→ YOUR INSTRUCTIONS
The records below are to be retyped in full, without any alteration.

→ PROVIDED ENTRIES
__________________________________________________

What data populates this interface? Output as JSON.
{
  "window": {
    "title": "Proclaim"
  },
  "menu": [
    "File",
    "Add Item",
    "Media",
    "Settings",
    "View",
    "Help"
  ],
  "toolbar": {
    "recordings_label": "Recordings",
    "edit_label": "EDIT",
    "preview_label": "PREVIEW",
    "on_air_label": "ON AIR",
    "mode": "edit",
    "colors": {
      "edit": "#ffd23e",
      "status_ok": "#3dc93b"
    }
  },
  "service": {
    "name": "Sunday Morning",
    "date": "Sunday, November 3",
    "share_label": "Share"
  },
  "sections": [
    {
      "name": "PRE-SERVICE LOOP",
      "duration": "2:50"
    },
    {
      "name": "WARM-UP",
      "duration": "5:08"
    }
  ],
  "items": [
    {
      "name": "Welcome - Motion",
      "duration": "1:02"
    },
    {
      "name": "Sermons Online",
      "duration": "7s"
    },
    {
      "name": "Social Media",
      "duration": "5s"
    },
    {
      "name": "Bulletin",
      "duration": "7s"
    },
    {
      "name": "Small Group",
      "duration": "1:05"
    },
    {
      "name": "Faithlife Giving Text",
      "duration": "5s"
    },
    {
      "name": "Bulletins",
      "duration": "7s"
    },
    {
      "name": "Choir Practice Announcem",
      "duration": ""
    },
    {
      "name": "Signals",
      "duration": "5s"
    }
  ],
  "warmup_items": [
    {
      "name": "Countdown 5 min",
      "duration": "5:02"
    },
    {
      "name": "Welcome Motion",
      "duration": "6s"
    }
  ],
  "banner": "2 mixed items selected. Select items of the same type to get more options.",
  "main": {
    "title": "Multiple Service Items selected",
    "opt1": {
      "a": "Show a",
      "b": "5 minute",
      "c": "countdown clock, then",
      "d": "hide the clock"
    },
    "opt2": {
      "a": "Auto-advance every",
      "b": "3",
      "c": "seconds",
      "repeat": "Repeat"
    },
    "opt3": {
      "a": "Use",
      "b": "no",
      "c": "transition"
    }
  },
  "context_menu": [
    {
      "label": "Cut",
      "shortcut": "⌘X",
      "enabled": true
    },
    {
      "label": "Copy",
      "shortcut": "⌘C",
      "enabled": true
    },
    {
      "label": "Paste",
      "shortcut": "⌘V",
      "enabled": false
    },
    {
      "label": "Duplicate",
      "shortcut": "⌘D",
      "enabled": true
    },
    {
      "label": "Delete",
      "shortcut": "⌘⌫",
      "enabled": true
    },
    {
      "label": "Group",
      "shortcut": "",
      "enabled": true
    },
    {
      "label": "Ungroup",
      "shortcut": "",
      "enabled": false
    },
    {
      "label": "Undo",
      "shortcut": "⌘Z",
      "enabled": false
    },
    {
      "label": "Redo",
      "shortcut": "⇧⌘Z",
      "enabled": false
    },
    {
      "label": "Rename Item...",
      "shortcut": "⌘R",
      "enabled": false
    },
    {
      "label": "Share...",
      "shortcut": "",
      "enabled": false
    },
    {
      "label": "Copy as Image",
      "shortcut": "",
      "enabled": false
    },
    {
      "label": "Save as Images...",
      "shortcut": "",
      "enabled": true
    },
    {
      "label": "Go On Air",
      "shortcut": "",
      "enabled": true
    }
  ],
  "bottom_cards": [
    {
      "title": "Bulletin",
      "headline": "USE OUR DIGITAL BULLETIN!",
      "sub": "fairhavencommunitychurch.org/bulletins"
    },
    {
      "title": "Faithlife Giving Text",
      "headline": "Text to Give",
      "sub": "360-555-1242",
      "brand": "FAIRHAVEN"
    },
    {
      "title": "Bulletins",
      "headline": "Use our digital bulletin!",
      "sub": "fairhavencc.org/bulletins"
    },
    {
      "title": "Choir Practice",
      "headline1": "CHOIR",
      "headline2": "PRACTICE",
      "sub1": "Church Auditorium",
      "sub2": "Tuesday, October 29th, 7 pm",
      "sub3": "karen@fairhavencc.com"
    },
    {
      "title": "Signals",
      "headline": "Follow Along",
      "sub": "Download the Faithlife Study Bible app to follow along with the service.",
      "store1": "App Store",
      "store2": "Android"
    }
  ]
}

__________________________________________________

→ SOLUTION TO THIS PROBLEM
What data populates this interface? Output as JSON.
{
  "window": {
    "title": "Proclaim"
  },
  "menu": [
    "File",
    "Add Item",
    "Media",
    "Settings",
    "View",
    "Help"
  ],
  "toolbar": {
    "recordings_label": "Recordings",
    "edit_label": "EDIT",
    "preview_label": "PREVIEW",
    "on_air_label": "ON AIR",
    "mode": "edit",
    "colors": {
      "edit": "#ffd23e",
      "status_ok": "#3dc93b"
    }
  },
  "service": {
    "name": "Sunday Morning",
    "date": "Sunday, November 3",
    "share_label": "Share"
  },
  "sections": [
    {
      "name": "PRE-SERVICE LOOP",
      "duration": "2:50"
    },
    {
      "name": "WARM-UP",
      "duration": "5:08"
    }
  ],
  "items": [
    {
      "name": "Welcome - Motion",
      "duration": "1:02"
    },
    {
      "name": "Sermons Online",
      "duration": "7s"
    },
    {
      "name": "Social Media",
      "duration": "5s"
    },
    {
      "name": "Bulletin",
      "duration": "7s"
    },
    {
      "name": "Small Group",
      "duration": "1:05"
    },
    {
      "name": "Faithlife Giving Text",
      "duration": "5s"
    },
    {
      "name": "Bulletins",
      "duration": "7s"
    },
    {
      "name": "Choir Practice Announcem",
      "duration": ""
    },
    {
      "name": "Signals",
      "duration": "5s"
    }
  ],
  "warmup_items": [
    {
      "name": "Countdown 5 min",
      "duration": "5:02"
    },
    {
      "name": "Welcome Motion",
      "duration": "6s"
    }
  ],
  "banner": "2 mixed items selected. Select items of the same type to get more options.",
  "main": {
    "title": "Multiple Service Items selected",
    "opt1": {
      "a": "Show a",
      "b": "5 minute",
      "c": "countdown clock, then",
      "d": "hide the clock"
    },
    "opt2": {
      "a": "Auto-advance every",
      "b": "3",
      "c": "seconds",
      "repeat": "Repeat"
    },
    "opt3": {
      "a": "Use",
      "b": "no",
      "c": "transition"
    }
  },
  "context_menu": [
    {
      "label": "Cut",
      "shortcut": "⌘X",
      "enabled": true
    },
    {
      "label": "Copy",
      "shortcut": "⌘C",
      "enabled": true
    },
    {
      "label": "Paste",
      "shortcut": "⌘V",
      "enabled": false
    },
    {
      "label": "Duplicate",
      "shortcut": "⌘D",
      "enabled": true
    },
    {
      "label": "Delete",
      "shortcut": "⌘⌫",
      "enabled": true
    },
    {
      "label": "Group",
      "shortcut": "",
      "enabled": true
    },
    {
      "label": "Ungroup",
      "shortcut": "",
      "enabled": false
    },
    {
      "label": "Undo",
      "shortcut": "⌘Z",
      "enabled": false
    },
    {
      "label": "Redo",
      "shortcut": "⇧⌘Z",
      "enabled": false
    },
    {
      "label": "Rename Item...",
      "shortcut": "⌘R",
      "enabled": false
    },
    {
      "label": "Share...",
      "shortcut": "",
      "enabled": false
    },
    {
      "label": "Copy as Image",
      "shortcut": "",
      "enabled": false
    },
    {
      "label": "Save as Images...",
      "shortcut": "",
      "enabled": true
    },
    {
      "label": "Go On Air",
      "shortcut": "",
      "enabled": true
    }
  ],
  "bottom_cards": [
    {
      "title": "Bulletin",
      "headline": "USE OUR DIGITAL BULLETIN!",
      "sub": "fairhavencommunitychurch.org/bulletins"
    },
    {
      "title": "Faithlife Giving Text",
      "headline": "Text to Give",
      "sub": "360-555-1242",
      "brand": "FAIRHAVEN"
    },
    {
      "title": "Bulletins",
      "headline": "Use our digital bulletin!",
      "sub": "fairhavencc.org/bulletins"
    },
    {
      "title": "Choir Practice",
      "headline1": "CHOIR",
      "headline2": "PRACTICE",
      "sub1": "Church Auditorium",
      "sub2": "Tuesday, October 29th, 7 pm",
      "sub3": "karen@fairhavencc.com"
    },
    {
      "title": "Signals",
      "headline": "Follow Along",
      "sub": "Download the Faithlife Study Bible app to follow along with the service.",
      "store1": "App Store",
      "store2": "Android"
    }
  ]
}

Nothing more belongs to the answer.